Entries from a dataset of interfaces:
◇ ◇ ◇ ◇ ◇ ◇ ◇

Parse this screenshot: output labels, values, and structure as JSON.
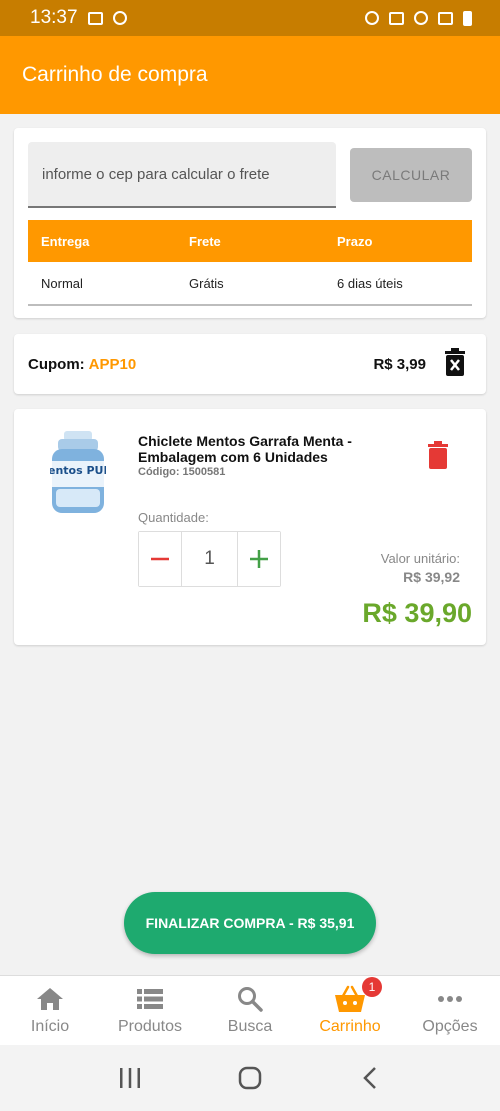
{
  "status_bar": {
    "time": "13:37"
  },
  "app_bar": {
    "title": "Carrinho de compra"
  },
  "shipping": {
    "cep_placeholder": "informe o cep para calcular o frete",
    "calc_button": "CALCULAR",
    "headers": [
      "Entrega",
      "Frete",
      "Prazo"
    ],
    "rows": [
      [
        "Normal",
        "Grátis",
        "6 dias úteis"
      ]
    ]
  },
  "coupon": {
    "label": "Cupom:",
    "code": "APP10",
    "value": "R$ 3,99"
  },
  "product": {
    "name": "Chiclete Mentos Garrafa Menta - Embalagem com 6 Unidades",
    "code_label": "Código:",
    "code": "1500581",
    "quantity_label": "Quantidade:",
    "quantity": "1",
    "unit_label": "Valor unitário:",
    "unit_price": "R$ 39,92",
    "total_price": "R$ 39,90",
    "image_text": "mentos PURE"
  },
  "checkout": {
    "label": "FINALIZAR COMPRA - R$ 35,91"
  },
  "bottom_nav": {
    "items": [
      {
        "label": "Início",
        "icon": "home-icon"
      },
      {
        "label": "Produtos",
        "icon": "list-icon"
      },
      {
        "label": "Busca",
        "icon": "search-icon"
      },
      {
        "label": "Carrinho",
        "icon": "basket-icon",
        "badge": "1"
      },
      {
        "label": "Opções",
        "icon": "more-icon"
      }
    ]
  },
  "colors": {
    "primary": "#ff9800",
    "status_bar": "#c77d00",
    "checkout": "#1eaa6f",
    "price": "#6aa82b",
    "danger": "#e53935"
  }
}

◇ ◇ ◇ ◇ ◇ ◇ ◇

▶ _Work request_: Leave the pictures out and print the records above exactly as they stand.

▶ _The completed task_:
Parse this screenshot: output labels, values, and structure as JSON.
{
  "status_bar": {
    "time": "13:37"
  },
  "app_bar": {
    "title": "Carrinho de compra"
  },
  "shipping": {
    "cep_placeholder": "informe o cep para calcular o frete",
    "calc_button": "CALCULAR",
    "headers": [
      "Entrega",
      "Frete",
      "Prazo"
    ],
    "rows": [
      [
        "Normal",
        "Grátis",
        "6 dias úteis"
      ]
    ]
  },
  "coupon": {
    "label": "Cupom:",
    "code": "APP10",
    "value": "R$ 3,99"
  },
  "product": {
    "name": "Chiclete Mentos Garrafa Menta - Embalagem com 6 Unidades",
    "code_label": "Código:",
    "code": "1500581",
    "quantity_label": "Quantidade:",
    "quantity": "1",
    "unit_label": "Valor unitário:",
    "unit_price": "R$ 39,92",
    "total_price": "R$ 39,90",
    "image_text": "mentos PURE"
  },
  "checkout": {
    "label": "FINALIZAR COMPRA - R$ 35,91"
  },
  "bottom_nav": {
    "items": [
      {
        "label": "Início",
        "icon": "home-icon"
      },
      {
        "label": "Produtos",
        "icon": "list-icon"
      },
      {
        "label": "Busca",
        "icon": "search-icon"
      },
      {
        "label": "Carrinho",
        "icon": "basket-icon",
        "badge": "1"
      },
      {
        "label": "Opções",
        "icon": "more-icon"
      }
    ]
  },
  "colors": {
    "primary": "#ff9800",
    "status_bar": "#c77d00",
    "checkout": "#1eaa6f",
    "price": "#6aa82b",
    "danger": "#e53935"
  }
}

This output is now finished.